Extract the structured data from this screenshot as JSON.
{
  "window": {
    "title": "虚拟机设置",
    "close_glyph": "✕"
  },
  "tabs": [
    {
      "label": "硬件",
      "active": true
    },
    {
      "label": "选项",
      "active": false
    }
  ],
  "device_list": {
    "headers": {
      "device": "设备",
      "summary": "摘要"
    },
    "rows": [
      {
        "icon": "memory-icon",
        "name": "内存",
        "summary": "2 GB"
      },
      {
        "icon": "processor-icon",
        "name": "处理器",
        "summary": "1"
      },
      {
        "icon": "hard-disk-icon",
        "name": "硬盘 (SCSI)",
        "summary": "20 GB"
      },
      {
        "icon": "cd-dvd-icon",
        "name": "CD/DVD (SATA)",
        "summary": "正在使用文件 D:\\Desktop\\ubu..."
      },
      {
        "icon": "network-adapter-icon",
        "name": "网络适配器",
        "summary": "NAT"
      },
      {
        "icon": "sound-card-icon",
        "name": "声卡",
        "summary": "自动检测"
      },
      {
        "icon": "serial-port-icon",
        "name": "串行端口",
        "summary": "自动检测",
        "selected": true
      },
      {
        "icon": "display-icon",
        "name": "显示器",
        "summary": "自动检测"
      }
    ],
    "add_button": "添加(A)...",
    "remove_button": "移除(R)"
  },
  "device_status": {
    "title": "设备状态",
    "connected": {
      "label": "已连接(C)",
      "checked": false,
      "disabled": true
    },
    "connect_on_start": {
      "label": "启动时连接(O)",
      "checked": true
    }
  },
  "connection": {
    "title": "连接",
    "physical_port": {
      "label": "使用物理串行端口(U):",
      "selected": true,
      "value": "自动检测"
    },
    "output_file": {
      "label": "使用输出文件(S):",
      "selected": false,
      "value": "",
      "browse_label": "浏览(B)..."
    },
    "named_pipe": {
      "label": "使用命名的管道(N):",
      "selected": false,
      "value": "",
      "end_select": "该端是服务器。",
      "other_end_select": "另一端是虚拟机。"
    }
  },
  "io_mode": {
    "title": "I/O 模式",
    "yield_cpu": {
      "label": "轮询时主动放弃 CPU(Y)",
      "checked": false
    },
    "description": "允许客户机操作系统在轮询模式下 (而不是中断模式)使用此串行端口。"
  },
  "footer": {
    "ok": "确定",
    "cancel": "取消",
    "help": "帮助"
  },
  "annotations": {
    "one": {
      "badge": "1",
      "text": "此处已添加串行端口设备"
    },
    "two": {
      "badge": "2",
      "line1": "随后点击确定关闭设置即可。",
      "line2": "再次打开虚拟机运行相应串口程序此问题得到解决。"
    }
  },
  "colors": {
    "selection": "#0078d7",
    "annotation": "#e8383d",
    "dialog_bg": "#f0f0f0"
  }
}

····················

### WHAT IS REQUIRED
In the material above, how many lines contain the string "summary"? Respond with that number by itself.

### YOUR SOLUTION
9